_What is needed_
Reproduce all of the entries below exactly, without a single change.
··········
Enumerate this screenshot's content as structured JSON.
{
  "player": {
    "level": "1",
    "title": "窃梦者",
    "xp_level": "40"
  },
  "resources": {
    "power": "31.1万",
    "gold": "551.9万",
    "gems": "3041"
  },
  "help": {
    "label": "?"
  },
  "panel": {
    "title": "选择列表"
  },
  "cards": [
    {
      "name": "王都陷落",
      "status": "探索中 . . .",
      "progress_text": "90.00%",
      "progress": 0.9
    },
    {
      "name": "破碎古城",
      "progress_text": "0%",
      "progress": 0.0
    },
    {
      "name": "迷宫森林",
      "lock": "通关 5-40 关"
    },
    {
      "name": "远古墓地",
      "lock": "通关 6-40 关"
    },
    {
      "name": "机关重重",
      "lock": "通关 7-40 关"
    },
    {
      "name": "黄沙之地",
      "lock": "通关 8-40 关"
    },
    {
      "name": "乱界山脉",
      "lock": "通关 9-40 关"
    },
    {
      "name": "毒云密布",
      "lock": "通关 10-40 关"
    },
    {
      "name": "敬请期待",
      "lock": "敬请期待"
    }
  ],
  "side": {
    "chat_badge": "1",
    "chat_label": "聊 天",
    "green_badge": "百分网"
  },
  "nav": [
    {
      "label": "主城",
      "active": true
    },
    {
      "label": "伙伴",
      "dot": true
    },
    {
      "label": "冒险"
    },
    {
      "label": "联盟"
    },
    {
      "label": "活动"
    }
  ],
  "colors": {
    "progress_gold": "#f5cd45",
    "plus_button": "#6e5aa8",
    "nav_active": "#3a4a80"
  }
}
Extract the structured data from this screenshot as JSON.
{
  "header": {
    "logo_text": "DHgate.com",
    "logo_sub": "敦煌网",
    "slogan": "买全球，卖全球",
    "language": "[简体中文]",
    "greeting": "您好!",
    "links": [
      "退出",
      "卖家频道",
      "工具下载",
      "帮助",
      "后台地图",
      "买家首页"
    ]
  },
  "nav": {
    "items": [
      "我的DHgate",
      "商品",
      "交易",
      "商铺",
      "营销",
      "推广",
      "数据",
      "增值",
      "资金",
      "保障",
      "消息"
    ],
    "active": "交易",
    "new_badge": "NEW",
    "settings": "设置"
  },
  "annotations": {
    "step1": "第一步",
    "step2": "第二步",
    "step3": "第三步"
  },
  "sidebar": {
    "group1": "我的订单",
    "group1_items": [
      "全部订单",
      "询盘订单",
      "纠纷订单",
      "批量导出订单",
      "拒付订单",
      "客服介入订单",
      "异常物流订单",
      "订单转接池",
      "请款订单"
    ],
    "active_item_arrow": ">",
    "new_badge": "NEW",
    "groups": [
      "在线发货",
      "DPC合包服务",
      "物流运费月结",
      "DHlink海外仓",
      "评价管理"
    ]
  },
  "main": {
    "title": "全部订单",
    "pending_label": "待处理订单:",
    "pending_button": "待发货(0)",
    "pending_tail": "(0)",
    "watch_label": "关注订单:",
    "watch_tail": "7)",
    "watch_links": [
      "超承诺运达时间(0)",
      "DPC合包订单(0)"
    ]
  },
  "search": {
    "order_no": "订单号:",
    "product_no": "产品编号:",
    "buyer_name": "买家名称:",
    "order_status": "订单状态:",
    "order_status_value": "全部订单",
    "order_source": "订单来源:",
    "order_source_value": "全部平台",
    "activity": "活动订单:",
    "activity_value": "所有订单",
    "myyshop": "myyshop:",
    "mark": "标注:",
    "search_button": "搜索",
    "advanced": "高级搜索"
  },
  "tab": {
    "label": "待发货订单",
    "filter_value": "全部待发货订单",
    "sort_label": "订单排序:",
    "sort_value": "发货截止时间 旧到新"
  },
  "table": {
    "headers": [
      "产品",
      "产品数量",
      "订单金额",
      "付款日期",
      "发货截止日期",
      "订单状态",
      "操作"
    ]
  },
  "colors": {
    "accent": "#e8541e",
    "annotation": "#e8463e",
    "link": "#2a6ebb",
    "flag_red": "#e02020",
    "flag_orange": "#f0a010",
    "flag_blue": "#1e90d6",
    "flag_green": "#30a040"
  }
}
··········
_Solution below_
Enumerate this screenshot's content as structured JSON.
{
  "player": {
    "level": "1",
    "title": "窃梦者",
    "xp_level": "40"
  },
  "resources": {
    "power": "31.1万",
    "gold": "551.9万",
    "gems": "3041"
  },
  "help": {
    "label": "?"
  },
  "panel": {
    "title": "选择列表"
  },
  "cards": [
    {
      "name": "王都陷落",
      "status": "探索中 . . .",
      "progress_text": "90.00%",
      "progress": 0.9
    },
    {
      "name": "破碎古城",
      "progress_text": "0%",
      "progress": 0.0
    },
    {
      "name": "迷宫森林",
      "lock": "通关 5-40 关"
    },
    {
      "name": "远古墓地",
      "lock": "通关 6-40 关"
    },
    {
      "name": "机关重重",
      "lock": "通关 7-40 关"
    },
    {
      "name": "黄沙之地",
      "lock": "通关 8-40 关"
    },
    {
      "name": "乱界山脉",
      "lock": "通关 9-40 关"
    },
    {
      "name": "毒云密布",
      "lock": "通关 10-40 关"
    },
    {
      "name": "敬请期待",
      "lock": "敬请期待"
    }
  ],
  "side": {
    "chat_badge": "1",
    "chat_label": "聊 天",
    "green_badge": "百分网"
  },
  "nav": [
    {
      "label": "主城",
      "active": true
    },
    {
      "label": "伙伴",
      "dot": true
    },
    {
      "label": "冒险"
    },
    {
      "label": "联盟"
    },
    {
      "label": "活动"
    }
  ],
  "colors": {
    "progress_gold": "#f5cd45",
    "plus_button": "#6e5aa8",
    "nav_active": "#3a4a80"
  }
}
Extract the structured data from this screenshot as JSON.
{
  "header": {
    "logo_text": "DHgate.com",
    "logo_sub": "敦煌网",
    "slogan": "买全球，卖全球",
    "language": "[简体中文]",
    "greeting": "您好!",
    "links": [
      "退出",
      "卖家频道",
      "工具下载",
      "帮助",
      "后台地图",
      "买家首页"
    ]
  },
  "nav": {
    "items": [
      "我的DHgate",
      "商品",
      "交易",
      "商铺",
      "营销",
      "推广",
      "数据",
      "增值",
      "资金",
      "保障",
      "消息"
    ],
    "active": "交易",
    "new_badge": "NEW",
    "settings": "设置"
  },
  "annotations": {
    "step1": "第一步",
    "step2": "第二步",
    "step3": "第三步"
  },
  "sidebar": {
    "group1": "我的订单",
    "group1_items": [
      "全部订单",
      "询盘订单",
      "纠纷订单",
      "批量导出订单",
      "拒付订单",
      "客服介入订单",
      "异常物流订单",
      "订单转接池",
      "请款订单"
    ],
    "active_item_arrow": ">",
    "new_badge": "NEW",
    "groups": [
      "在线发货",
      "DPC合包服务",
      "物流运费月结",
      "DHlink海外仓",
      "评价管理"
    ]
  },
  "main": {
    "title": "全部订单",
    "pending_label": "待处理订单:",
    "pending_button": "待发货(0)",
    "pending_tail": "(0)",
    "watch_label": "关注订单:",
    "watch_tail": "7)",
    "watch_links": [
      "超承诺运达时间(0)",
      "DPC合包订单(0)"
    ]
  },
  "search": {
    "order_no": "订单号:",
    "product_no": "产品编号:",
    "buyer_name": "买家名称:",
    "order_status": "订单状态:",
    "order_status_value": "全部订单",
    "order_source": "订单来源:",
    "order_source_value": "全部平台",
    "activity": "活动订单:",
    "activity_value": "所有订单",
    "myyshop": "myyshop:",
    "mark": "标注:",
    "search_button": "搜索",
    "advanced": "高级搜索"
  },
  "tab": {
    "label": "待发货订单",
    "filter_value": "全部待发货订单",
    "sort_label": "订单排序:",
    "sort_value": "发货截止时间 旧到新"
  },
  "table": {
    "headers": [
      "产品",
      "产品数量",
      "订单金额",
      "付款日期",
      "发货截止日期",
      "订单状态",
      "操作"
    ]
  },
  "colors": {
    "accent": "#e8541e",
    "annotation": "#e8463e",
    "link": "#2a6ebb",
    "flag_red": "#e02020",
    "flag_orange": "#f0a010",
    "flag_blue": "#1e90d6",
    "flag_green": "#30a040"
  }
}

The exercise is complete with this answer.